* [Problem requirements]: Write the records out once more, exactly as they are given.

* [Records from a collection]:
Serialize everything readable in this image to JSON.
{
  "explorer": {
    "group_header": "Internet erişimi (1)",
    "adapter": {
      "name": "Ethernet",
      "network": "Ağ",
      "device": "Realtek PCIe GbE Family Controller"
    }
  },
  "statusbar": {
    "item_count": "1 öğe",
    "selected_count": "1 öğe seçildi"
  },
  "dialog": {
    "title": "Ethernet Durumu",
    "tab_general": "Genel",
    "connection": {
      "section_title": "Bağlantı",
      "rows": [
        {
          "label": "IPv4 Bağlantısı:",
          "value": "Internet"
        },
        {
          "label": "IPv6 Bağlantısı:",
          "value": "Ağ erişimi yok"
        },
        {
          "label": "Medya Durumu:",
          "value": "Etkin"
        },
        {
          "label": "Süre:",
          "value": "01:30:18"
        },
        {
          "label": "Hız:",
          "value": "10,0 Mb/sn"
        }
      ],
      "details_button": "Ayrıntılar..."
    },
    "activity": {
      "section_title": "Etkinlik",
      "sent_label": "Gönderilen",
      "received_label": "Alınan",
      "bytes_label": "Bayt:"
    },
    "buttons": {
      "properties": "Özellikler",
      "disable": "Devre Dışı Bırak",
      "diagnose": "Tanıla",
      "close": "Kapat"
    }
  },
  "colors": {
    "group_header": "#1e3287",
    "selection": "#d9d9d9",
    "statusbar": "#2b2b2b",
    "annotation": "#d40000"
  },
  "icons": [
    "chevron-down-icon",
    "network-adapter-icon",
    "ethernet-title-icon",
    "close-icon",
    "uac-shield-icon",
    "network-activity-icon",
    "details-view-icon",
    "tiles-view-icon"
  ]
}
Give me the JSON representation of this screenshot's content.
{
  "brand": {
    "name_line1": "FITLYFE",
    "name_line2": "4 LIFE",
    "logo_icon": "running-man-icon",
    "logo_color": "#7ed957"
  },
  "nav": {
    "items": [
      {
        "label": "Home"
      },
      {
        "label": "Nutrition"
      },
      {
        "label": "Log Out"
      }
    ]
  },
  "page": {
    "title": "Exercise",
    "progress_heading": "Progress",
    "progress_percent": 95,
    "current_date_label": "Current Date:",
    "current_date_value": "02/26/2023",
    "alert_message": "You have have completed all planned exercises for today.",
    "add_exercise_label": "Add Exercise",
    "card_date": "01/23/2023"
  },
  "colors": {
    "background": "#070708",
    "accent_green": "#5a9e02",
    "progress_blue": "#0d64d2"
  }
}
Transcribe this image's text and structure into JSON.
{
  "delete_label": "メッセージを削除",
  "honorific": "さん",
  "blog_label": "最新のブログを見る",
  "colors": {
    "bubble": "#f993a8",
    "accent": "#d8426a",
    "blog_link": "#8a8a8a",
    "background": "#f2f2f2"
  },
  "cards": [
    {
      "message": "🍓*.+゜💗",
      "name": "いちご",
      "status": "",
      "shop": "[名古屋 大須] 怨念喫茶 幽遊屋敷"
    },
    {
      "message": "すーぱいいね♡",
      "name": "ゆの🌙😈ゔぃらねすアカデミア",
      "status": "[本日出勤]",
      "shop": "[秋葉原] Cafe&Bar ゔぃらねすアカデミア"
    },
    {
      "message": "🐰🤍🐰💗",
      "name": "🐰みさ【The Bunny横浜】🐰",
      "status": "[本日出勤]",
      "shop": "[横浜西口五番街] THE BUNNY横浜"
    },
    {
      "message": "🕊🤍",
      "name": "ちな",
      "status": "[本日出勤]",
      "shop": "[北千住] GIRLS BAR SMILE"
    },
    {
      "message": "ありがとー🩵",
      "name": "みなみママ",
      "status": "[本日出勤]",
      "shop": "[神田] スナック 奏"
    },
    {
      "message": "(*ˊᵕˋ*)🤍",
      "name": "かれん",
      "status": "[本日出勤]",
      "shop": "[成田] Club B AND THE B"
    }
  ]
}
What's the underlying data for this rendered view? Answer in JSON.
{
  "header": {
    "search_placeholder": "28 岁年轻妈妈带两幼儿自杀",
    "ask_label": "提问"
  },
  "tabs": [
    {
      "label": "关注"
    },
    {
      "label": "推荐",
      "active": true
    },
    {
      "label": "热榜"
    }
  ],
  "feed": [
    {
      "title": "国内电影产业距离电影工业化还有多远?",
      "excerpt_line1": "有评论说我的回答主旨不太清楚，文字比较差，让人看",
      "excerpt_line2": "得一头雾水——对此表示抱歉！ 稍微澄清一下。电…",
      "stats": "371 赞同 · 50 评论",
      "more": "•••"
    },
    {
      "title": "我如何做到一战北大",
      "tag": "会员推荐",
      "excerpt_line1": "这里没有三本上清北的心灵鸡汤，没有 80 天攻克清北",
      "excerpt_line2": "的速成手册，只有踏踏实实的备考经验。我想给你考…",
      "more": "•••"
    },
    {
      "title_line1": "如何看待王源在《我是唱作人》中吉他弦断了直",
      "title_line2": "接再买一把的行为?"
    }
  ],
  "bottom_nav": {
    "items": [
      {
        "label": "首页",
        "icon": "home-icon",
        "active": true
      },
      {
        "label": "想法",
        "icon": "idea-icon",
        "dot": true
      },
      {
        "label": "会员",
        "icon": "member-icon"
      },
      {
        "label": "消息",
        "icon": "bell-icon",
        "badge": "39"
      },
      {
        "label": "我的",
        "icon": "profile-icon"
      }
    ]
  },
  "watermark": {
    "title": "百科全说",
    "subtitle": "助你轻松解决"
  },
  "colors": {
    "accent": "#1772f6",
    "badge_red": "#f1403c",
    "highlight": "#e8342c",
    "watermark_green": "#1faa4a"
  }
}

* [Task answer]:
Serialize everything readable in this image to JSON.
{
  "explorer": {
    "group_header": "Internet erişimi (1)",
    "adapter": {
      "name": "Ethernet",
      "network": "Ağ",
      "device": "Realtek PCIe GbE Family Controller"
    }
  },
  "statusbar": {
    "item_count": "1 öğe",
    "selected_count": "1 öğe seçildi"
  },
  "dialog": {
    "title": "Ethernet Durumu",
    "tab_general": "Genel",
    "connection": {
      "section_title": "Bağlantı",
      "rows": [
        {
          "label": "IPv4 Bağlantısı:",
          "value": "Internet"
        },
        {
          "label": "IPv6 Bağlantısı:",
          "value": "Ağ erişimi yok"
        },
        {
          "label": "Medya Durumu:",
          "value": "Etkin"
        },
        {
          "label": "Süre:",
          "value": "01:30:18"
        },
        {
          "label": "Hız:",
          "value": "10,0 Mb/sn"
        }
      ],
      "details_button": "Ayrıntılar..."
    },
    "activity": {
      "section_title": "Etkinlik",
      "sent_label": "Gönderilen",
      "received_label": "Alınan",
      "bytes_label": "Bayt:"
    },
    "buttons": {
      "properties": "Özellikler",
      "disable": "Devre Dışı Bırak",
      "diagnose": "Tanıla",
      "close": "Kapat"
    }
  },
  "colors": {
    "group_header": "#1e3287",
    "selection": "#d9d9d9",
    "statusbar": "#2b2b2b",
    "annotation": "#d40000"
  },
  "icons": [
    "chevron-down-icon",
    "network-adapter-icon",
    "ethernet-title-icon",
    "close-icon",
    "uac-shield-icon",
    "network-activity-icon",
    "details-view-icon",
    "tiles-view-icon"
  ]
}
Give me the JSON representation of this screenshot's content.
{
  "brand": {
    "name_line1": "FITLYFE",
    "name_line2": "4 LIFE",
    "logo_icon": "running-man-icon",
    "logo_color": "#7ed957"
  },
  "nav": {
    "items": [
      {
        "label": "Home"
      },
      {
        "label": "Nutrition"
      },
      {
        "label": "Log Out"
      }
    ]
  },
  "page": {
    "title": "Exercise",
    "progress_heading": "Progress",
    "progress_percent": 95,
    "current_date_label": "Current Date:",
    "current_date_value": "02/26/2023",
    "alert_message": "You have have completed all planned exercises for today.",
    "add_exercise_label": "Add Exercise",
    "card_date": "01/23/2023"
  },
  "colors": {
    "background": "#070708",
    "accent_green": "#5a9e02",
    "progress_blue": "#0d64d2"
  }
}
Transcribe this image's text and structure into JSON.
{
  "delete_label": "メッセージを削除",
  "honorific": "さん",
  "blog_label": "最新のブログを見る",
  "colors": {
    "bubble": "#f993a8",
    "accent": "#d8426a",
    "blog_link": "#8a8a8a",
    "background": "#f2f2f2"
  },
  "cards": [
    {
      "message": "🍓*.+゜💗",
      "name": "いちご",
      "status": "",
      "shop": "[名古屋 大須] 怨念喫茶 幽遊屋敷"
    },
    {
      "message": "すーぱいいね♡",
      "name": "ゆの🌙😈ゔぃらねすアカデミア",
      "status": "[本日出勤]",
      "shop": "[秋葉原] Cafe&Bar ゔぃらねすアカデミア"
    },
    {
      "message": "🐰🤍🐰💗",
      "name": "🐰みさ【The Bunny横浜】🐰",
      "status": "[本日出勤]",
      "shop": "[横浜西口五番街] THE BUNNY横浜"
    },
    {
      "message": "🕊🤍",
      "name": "ちな",
      "status": "[本日出勤]",
      "shop": "[北千住] GIRLS BAR SMILE"
    },
    {
      "message": "ありがとー🩵",
      "name": "みなみママ",
      "status": "[本日出勤]",
      "shop": "[神田] スナック 奏"
    },
    {
      "message": "(*ˊᵕˋ*)🤍",
      "name": "かれん",
      "status": "[本日出勤]",
      "shop": "[成田] Club B AND THE B"
    }
  ]
}
What's the underlying data for this rendered view? Answer in JSON.
{
  "header": {
    "search_placeholder": "28 岁年轻妈妈带两幼儿自杀",
    "ask_label": "提问"
  },
  "tabs": [
    {
      "label": "关注"
    },
    {
      "label": "推荐",
      "active": true
    },
    {
      "label": "热榜"
    }
  ],
  "feed": [
    {
      "title": "国内电影产业距离电影工业化还有多远?",
      "excerpt_line1": "有评论说我的回答主旨不太清楚，文字比较差，让人看",
      "excerpt_line2": "得一头雾水——对此表示抱歉！ 稍微澄清一下。电…",
      "stats": "371 赞同 · 50 评论",
      "more": "•••"
    },
    {
      "title": "我如何做到一战北大",
      "tag": "会员推荐",
      "excerpt_line1": "这里没有三本上清北的心灵鸡汤，没有 80 天攻克清北",
      "excerpt_line2": "的速成手册，只有踏踏实实的备考经验。我想给你考…",
      "more": "•••"
    },
    {
      "title_line1": "如何看待王源在《我是唱作人》中吉他弦断了直",
      "title_line2": "接再买一把的行为?"
    }
  ],
  "bottom_nav": {
    "items": [
      {
        "label": "首页",
        "icon": "home-icon",
        "active": true
      },
      {
        "label": "想法",
        "icon": "idea-icon",
        "dot": true
      },
      {
        "label": "会员",
        "icon": "member-icon"
      },
      {
        "label": "消息",
        "icon": "bell-icon",
        "badge": "39"
      },
      {
        "label": "我的",
        "icon": "profile-icon"
      }
    ]
  },
  "watermark": {
    "title": "百科全说",
    "subtitle": "助你轻松解决"
  },
  "colors": {
    "accent": "#1772f6",
    "badge_red": "#f1403c",
    "highlight": "#e8342c",
    "watermark_green": "#1faa4a"
  }
}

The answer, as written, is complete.